Land & Food Security

Land and Food

Food security exists when all people, at all times, have physical and economic access to sufficient, safe and nutritious food to meet their dietary needs and foodpreferences for an active and healthy life.

Source: FAO

Closed
24 April 2017 to 12 May 2017
Facilitators
Joana Rocha Dias
Henrique Pires dos Santos
Mozambique
Angola
Sao Tome and Principe
Cape Verde
Guinea-Bissau
Brazil
Timor-Leste
Portugal
CPLP countries

 

Reports & Research
June 2012
South Africa

Livelihood stressors in southern Africa, such as HIV/Aids and climate change, do not act in isolation but rather interact concurrently in complex socio-ecological systems with diverse, interrelated and compounded affects.
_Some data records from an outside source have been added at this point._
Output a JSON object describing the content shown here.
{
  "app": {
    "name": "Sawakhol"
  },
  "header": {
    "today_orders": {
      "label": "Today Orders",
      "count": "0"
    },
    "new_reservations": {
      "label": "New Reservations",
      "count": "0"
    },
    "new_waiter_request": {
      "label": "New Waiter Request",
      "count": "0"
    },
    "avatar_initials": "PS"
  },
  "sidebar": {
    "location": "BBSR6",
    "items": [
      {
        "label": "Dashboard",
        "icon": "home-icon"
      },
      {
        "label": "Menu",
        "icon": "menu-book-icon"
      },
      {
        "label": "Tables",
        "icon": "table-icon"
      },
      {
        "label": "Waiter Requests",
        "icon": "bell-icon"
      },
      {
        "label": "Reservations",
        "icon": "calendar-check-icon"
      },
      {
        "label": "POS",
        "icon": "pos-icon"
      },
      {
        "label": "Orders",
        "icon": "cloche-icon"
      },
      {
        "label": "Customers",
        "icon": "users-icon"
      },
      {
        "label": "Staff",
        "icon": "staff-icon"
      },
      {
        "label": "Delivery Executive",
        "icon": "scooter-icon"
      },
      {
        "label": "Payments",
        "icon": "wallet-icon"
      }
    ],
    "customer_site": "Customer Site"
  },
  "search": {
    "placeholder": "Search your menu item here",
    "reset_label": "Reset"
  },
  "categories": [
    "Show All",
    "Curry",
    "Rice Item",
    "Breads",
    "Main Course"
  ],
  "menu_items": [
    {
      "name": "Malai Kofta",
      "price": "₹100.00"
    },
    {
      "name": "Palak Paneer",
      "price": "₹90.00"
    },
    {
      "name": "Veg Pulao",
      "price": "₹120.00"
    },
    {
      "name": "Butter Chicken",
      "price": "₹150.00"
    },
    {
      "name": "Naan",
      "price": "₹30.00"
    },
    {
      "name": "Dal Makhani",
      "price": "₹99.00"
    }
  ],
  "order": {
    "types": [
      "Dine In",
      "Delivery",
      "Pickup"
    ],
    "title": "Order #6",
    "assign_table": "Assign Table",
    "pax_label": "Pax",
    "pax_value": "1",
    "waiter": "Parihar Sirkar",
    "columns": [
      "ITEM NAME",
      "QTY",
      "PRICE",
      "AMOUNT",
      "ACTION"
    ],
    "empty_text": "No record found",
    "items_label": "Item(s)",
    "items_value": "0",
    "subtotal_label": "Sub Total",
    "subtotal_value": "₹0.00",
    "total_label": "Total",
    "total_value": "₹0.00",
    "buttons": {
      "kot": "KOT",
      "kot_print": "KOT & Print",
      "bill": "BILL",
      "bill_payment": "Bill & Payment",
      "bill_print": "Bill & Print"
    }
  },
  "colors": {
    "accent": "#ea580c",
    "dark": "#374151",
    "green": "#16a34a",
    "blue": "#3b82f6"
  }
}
Households experience differential vulnerability to such stressors based on contextual factors such as geographical location, income level and the gender and age of its members.

Policy Papers & Briefs
June 2017
South Africa

Local level, collective small-scale farming projects in the Kat River Valley, like elsewhere, have proven difficult to sustain.  Various factors from macro-level policies to local level social and political dynamics were found to hinder or block the success of such projects.  Some of the most challenging factors relate to history and path dependency, prevailing neoliberal agricultural policies and discourses, narrow markets, internal conflicts, lack of local capacity and unclear and insecure land tenure.

Policy Papers & Briefs
November 2015
South Africa

This policy brief draws on three sources of data from a study undertaken in Lesseyton in Lukanji Local Municipality and Willowvale in Mbashe Local Municipality, in the Eastern Cape Province, South Africa.The aim was to understand the vulnerability context of households in the two sites and how they coped with multiple shocks and stresses, with an emphasis on various types of safety nets. Methods included a survey that specifically targeted vulnerable households, data from several community workshops and in-depth life history interviews.

Policy Papers & Briefs
December 2016
South Africa

Whilst most interpret food insecurity to mean an insufficient quantity of food (as measured by the number of calories consumed), the widely accepted FAO definition considers four dimensions of food security, namely quantity, quality or diversity, access and use. Provision of enough calories on a daily basis is not sufficient if the diet lacks diversity and appropriate balance to provide the full range of minerals and vitamins necessary for proper health,or if the food available is culturally unacceptable.

Reports & Research
November 2014
South Africa

How can social grants be made to work better for households in rural Eastern Cape? Social grants have a positive impact on food security. Monthly food consumption expenditures increase when households receive grants. This study provides new insights by highlighting two key household characteristics, gender and education, in catalyzing or diminishing the effects of grants on household livelihood outcomes. Our analysis mainly focuses on impacts of pensions on household food security and labor supply of household members.

Reports & Research
March 2017
South Africa

Rural communities in sub-Saharan Africa are faced with multiple interconnected challenges such as population growth, environmental change, economic recession and climatic changes, amongst others. Such challenges can play a key role in determining vulnerability and food security, particularly for natural resource productdependent societies that have limited livelihood sources. Studies that consider understanding how society and ecosystems simultaneously interact and respond to new and exacerbated drivers are increasingly needed.

Peer-reviewed publication
October 2015
South Africa

This paper seeks to understand the drivers and pathways of local livelihood change and the prospects for transformation towards a more sustainable future. Data are used from several studies, and a participatory social learning process, which formed part of a larger project in two sites in the Eastern Cape, South Africa. Secondary information from a wealth of related work is used to place our results within the historic context and more general trends in the country. Findings indicate that livelihoods in the rural Eastern Cape are on new trajectories.

Reports & Research
March 2017
South Africa

Climate change poses a very real threat to millions of Africans, especially those who rely on the natural world for their livelihoods. The increasing variability of climate and rainfall patterns are said to have dire consequences on agricultural production which is the main livelihood activity of rural dwellers across the continent.